ABOUT THIS EXERCISE:
Locate the string "publicaciones" in the records below. Copy every line where it occurs.

PROVIDED DATA:
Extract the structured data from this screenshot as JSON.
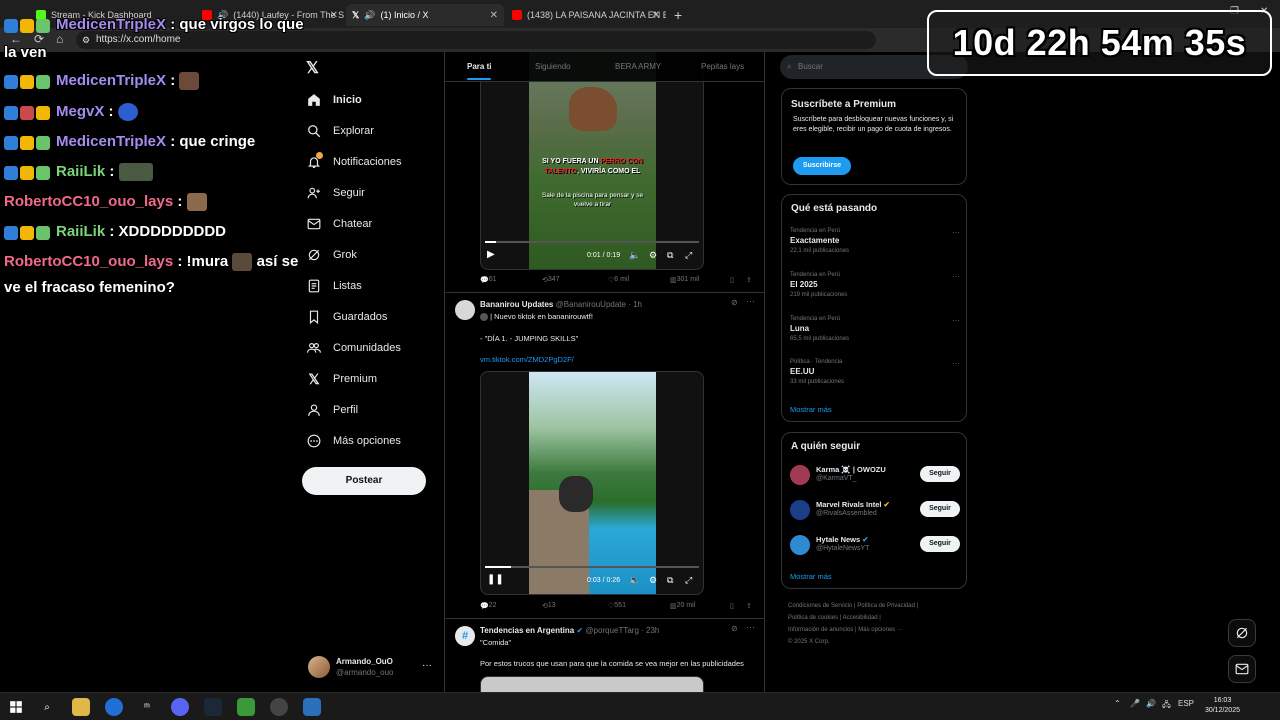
{
  "browser": {
    "tabs": [
      {
        "label": "Stream - Kick Dashboard",
        "favicon_color": "#53fc18"
      },
      {
        "label": "(1440) Laufey - From The Sta",
        "favicon_color": "#ff0000"
      },
      {
        "label": "(1) Inicio / X",
        "favicon_color": "#ffffff",
        "active": true
      },
      {
        "label": "(1438) LA PAISANA JACINTA EN B",
        "favicon_color": "#ff0000"
      }
    ],
    "new_tab": "+",
    "url": "https://x.com/home"
  },
  "x": {
    "nav": [
      {
        "label": "Inicio",
        "icon": "home-icon",
        "active": true
      },
      {
        "label": "Explorar",
        "icon": "search-icon"
      },
      {
        "label": "Notificaciones",
        "icon": "bell-icon"
      },
      {
        "label": "Seguir",
        "icon": "add-person-icon"
      },
      {
        "label": "Chatear",
        "icon": "mail-icon"
      },
      {
        "label": "Grok",
        "icon": "grok-icon"
      },
      {
        "label": "Listas",
        "icon": "list-icon"
      },
      {
        "label": "Guardados",
        "icon": "bookmark-icon"
      },
      {
        "label": "Comunidades",
        "icon": "people-icon"
      },
      {
        "label": "Premium",
        "icon": "x-logo-icon"
      },
      {
        "label": "Perfil",
        "icon": "person-icon"
      },
      {
        "label": "Más opciones",
        "icon": "more-circle-icon"
      }
    ],
    "post_button": "Postear",
    "account": {
      "name": "Armando_OuO",
      "handle": "@armando_ouo"
    },
    "feed_tabs": [
      "Para ti",
      "Siguiendo",
      "BERA ARMY",
      "Pepitas lays"
    ],
    "tweet1": {
      "video_text_white1": "SI YO FUERA UN ",
      "video_text_red": "PERRO CON TALENTO",
      "video_text_white2": ", VIVIRÍA COMO EL",
      "video_caption": "Sale de la piscina para pensar y se vuelve a tirar",
      "time": "0:01 / 0:19",
      "replies": "61",
      "reposts": "347",
      "likes": "6 mil",
      "views": "301 mil",
      "progress": 0.05
    },
    "tweet2": {
      "name": "Bananirou Updates",
      "handle": "@BananirouUpdate",
      "time": "· 1h",
      "line1": "| Nuevo tiktok en bananirouwtf!",
      "line2": "- \"DÍA 1. - JUMPING SKILLS\"",
      "link": "vm.tiktok.com/ZMD2PgD2F/",
      "video_time": "0:03 / 0:26",
      "replies": "22",
      "reposts": "13",
      "likes": "551",
      "views": "20 mil",
      "progress": 0.12
    },
    "tweet3": {
      "name": "Tendencias en Argentina",
      "handle": "@porqueTTarg",
      "time": "· 23h",
      "line1": "\"Comida\"",
      "line2": "Por estos trucos que usan para que la comida se vea mejor en las publicidades"
    },
    "search_placeholder": "Buscar",
    "premium": {
      "title": "Suscríbete a Premium",
      "body": "Suscríbete para desbloquear nuevas funciones y, si eres elegible, recibir un pago de cuota de ingresos.",
      "button": "Suscribirse"
    },
    "trends_title": "Qué está pasando",
    "trends": [
      {
        "context": "Tendencia en Perú",
        "name": "Exactamente",
        "count": "22,1 mil publicaciones"
      },
      {
        "context": "Tendencia en Perú",
        "name": "El 2025",
        "count": "219 mil publicaciones"
      },
      {
        "context": "Tendencia en Perú",
        "name": "Luna",
        "count": "65,5 mil publicaciones"
      },
      {
        "context": "Política · Tendencia",
        "name": "EE.UU",
        "count": "33 mil publicaciones"
      }
    ],
    "show_more": "Mostrar más",
    "follow_title": "A quién seguir",
    "follow": [
      {
        "name": "Karma ☠️ | OWOZU",
        "handle": "@KarmaVT_",
        "color": "#a23a52"
      },
      {
        "name": "Marvel Rivals Intel",
        "handle": "@RivalsAssembled",
        "color": "#1b3e8a"
      },
      {
        "name": "Hytale News",
        "handle": "@HytaleNewsYT",
        "color": "#2f8bd0"
      }
    ],
    "follow_button": "Seguir",
    "footer": [
      "Condiciones de Servicio",
      "Política de Privacidad",
      "Política de cookies",
      "Accesibilidad",
      "Información de anuncios",
      "Más opciones ···",
      "© 2025 X Corp."
    ]
  },
  "overlay": {
    "chat_top_partial": "MedicenTripleX",
    "chat_top_msg": ": que virgos lo que",
    "chat_top_cont": "la ven",
    "chat": [
      {
        "user": "MedicenTripleX",
        "color": "#a58cf0",
        "msg": ":"
      },
      {
        "user": "MegvX",
        "color": "#a58cf0",
        "msg": ":"
      },
      {
        "user": "MedicenTripleX",
        "color": "#a58cf0",
        "msg": ": que cringe"
      },
      {
        "user": "RaiiLik",
        "color": "#7ad47a",
        "msg": ":"
      },
      {
        "user": "RobertoCC10_ouo_lays",
        "color": "#f06a8a",
        "msg": ":"
      },
      {
        "user": "RaiiLik",
        "color": "#7ad47a",
        "msg": ": XDDDDDDDDD"
      },
      {
        "user": "RobertoCC10_ouo_lays",
        "color": "#f06a8a",
        "msg": ": !mura"
      },
      {
        "msg": "así se"
      }
    ],
    "chat_last_line": "ve el fracaso femenino?",
    "timer": "10d 22h 54m 35s"
  },
  "taskbar": {
    "lang": "ESP",
    "time": "16:03",
    "date": "30/12/2025"
  }
}
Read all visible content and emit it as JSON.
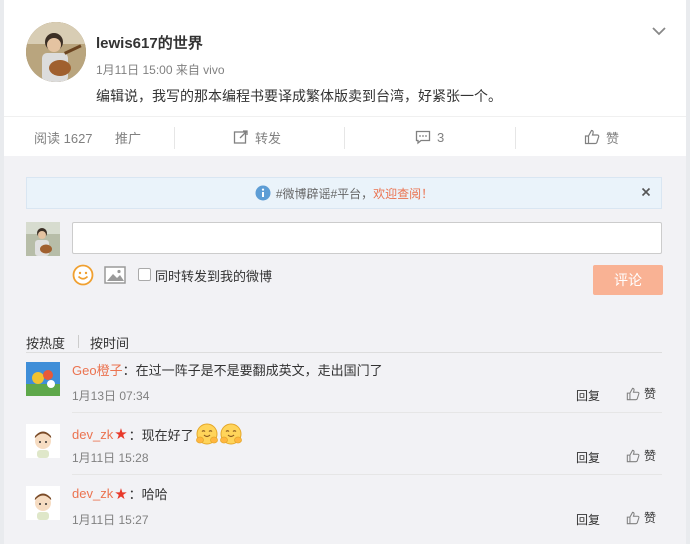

SOLUTION FOR THIS EXERCISE:
        "count": "22,1 mil publicaciones"
        "count": "219 mil publicaciones"
        "count": "65,5 mil publicaciones"
        "count": "33 mil publicaciones"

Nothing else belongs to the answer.